Evan “Quiet Riot” Lee is heading into the summer break on a high. The 18-year-old boxer graduated this week, and is still basking in the glow of the split-decision loss to Wyatt Douglas.
Yes, a loss, but exciting and not unanimous. His coach Wally Doern of 2 Rivers Boxing Club explains.
“I would say he fought well. As a coach, there is always the constructive criticism to make it better, that’s my job, I have a few things to mention to him he’ll need to work on a little more,” said Doern. “But the thing about this other boxer is, he was a lefty, 6-foot-5 and had about a six-inch longer reach than Evan.”
Douglas, a standout from the LeStage Boxing Club in Parksville, also had a winning streak going against some notable opponents, so this was a strong challenger.
“Evan pursued him, stalked him, the whole fight, slipping punches to get inside, that was the main objective. He’s a good puncher, a good body puncher. He had to get in range. It was a good match. Evan did quite well. He was the aggressor the entire fight.”
“I noticed I needed to make adjustments for his height because of how tall he was,” Lee said. “I couldn’t lead with any punches to his head, but I was able to really unload some power shots to his body because of the length of his torso. Despite the loss, I enjoyed the fight because I was able to really load up on my punches and work on some skills I don’t normally have the opportunity to execute, namely, cutting off the ring against a southpaw with a reach advantage and making mid-fight adjustments to the mechanics of my punches.”
The fight was held at one of B.C.’s premier venues, Griffins Boxing & Fitness in North Vancouver. He had fought there before, and won. In fact, he was on a winning streak before COVID shut boxing down for a couple of years, and Lee sustained an injury as well that kept him out of the competitive ring after that. This was his second fight since all that was put behind him.

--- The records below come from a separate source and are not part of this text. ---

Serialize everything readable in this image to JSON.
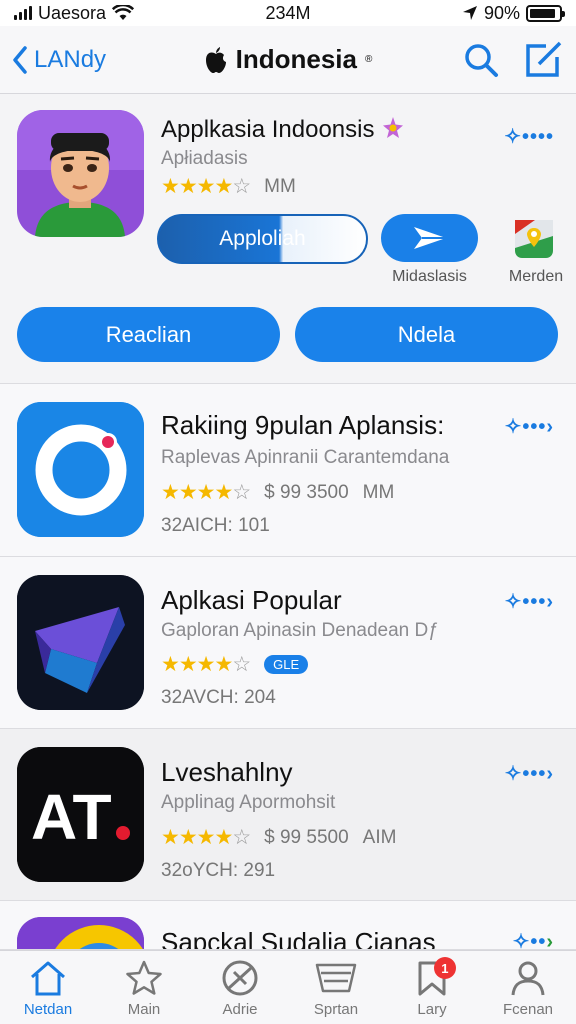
{
  "status_bar": {
    "carrier": "Uaesora",
    "time": "234M",
    "battery_text": "90%",
    "battery_level": 0.9
  },
  "nav": {
    "back_label": "LANdy",
    "title": "Indonesia",
    "title_mark": "®"
  },
  "featured": {
    "title": "Applkasia Indoonsis",
    "subtitle": "Apłiadasis",
    "rating_stars": 4,
    "rating_meta": "MM",
    "get_label": "Apploliah",
    "play_label": "Midaslasis",
    "maps_label": "Merden",
    "button_left": "Reaclian",
    "button_right": "Ndela"
  },
  "apps": [
    {
      "title": "Rakiing 9pulan Aplansis:",
      "subtitle": "Raplevas Apinranii Carantemdana",
      "rating_stars": 4,
      "price": "$ 99 3500",
      "unit": "MM",
      "stat": "32AICH: 101"
    },
    {
      "title": "Aplkasi Popular",
      "subtitle": "Gaploran Apinasin Denadean Dƒ",
      "rating_stars": 4,
      "badge": "GLE",
      "stat": "32AVCH: 204"
    },
    {
      "title": "Lveshahlny",
      "subtitle": "Applinag Apormohsit",
      "rating_stars": 4,
      "price": "$ 99 5500",
      "unit": "AIM",
      "stat": "32oYCH: 291"
    },
    {
      "title": "Sapckal Sudalia Cianas"
    }
  ],
  "tabs": [
    {
      "label": "Netdan",
      "icon": "home-icon",
      "active": true
    },
    {
      "label": "Main",
      "icon": "star-icon"
    },
    {
      "label": "Adrie",
      "icon": "compass-icon"
    },
    {
      "label": "Sprtan",
      "icon": "tray-icon"
    },
    {
      "label": "Lary",
      "icon": "bookmark-icon",
      "badge": "1"
    },
    {
      "label": "Fcenan",
      "icon": "person-icon"
    }
  ],
  "colors": {
    "accent": "#1a7be0",
    "star": "#f5b800",
    "badge_red": "#e33333"
  }
}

“Every amateur fight is a stepping stone and a building block to become either a better person or a better boxer. Win or lose is not the real objective. Of course it’s nice to win, but losing can do good things for you, too,” said Doern.
Lee said he was hoping to get another crack at Douglas, but all boxing aspirations were on hold until he got some forest fires under his belt. His summer job on an initial attack crew will certainly accentuate his fitness and his determination under pressure.
So is this all in aid of being a professional boxer one day? What are his aspirations in the sport?
“I want to give some kind of poetic answer but honestly I just enjoy fighting, and boxing provides an outlet for me to fight against other enthusiastic individuals driven by pursuit of victory,” Lee said. “In the future I would like to fight on a professional stage, not in pursuit of money or anything so candid but just as a logical continuation of my desire to fight better and better people.”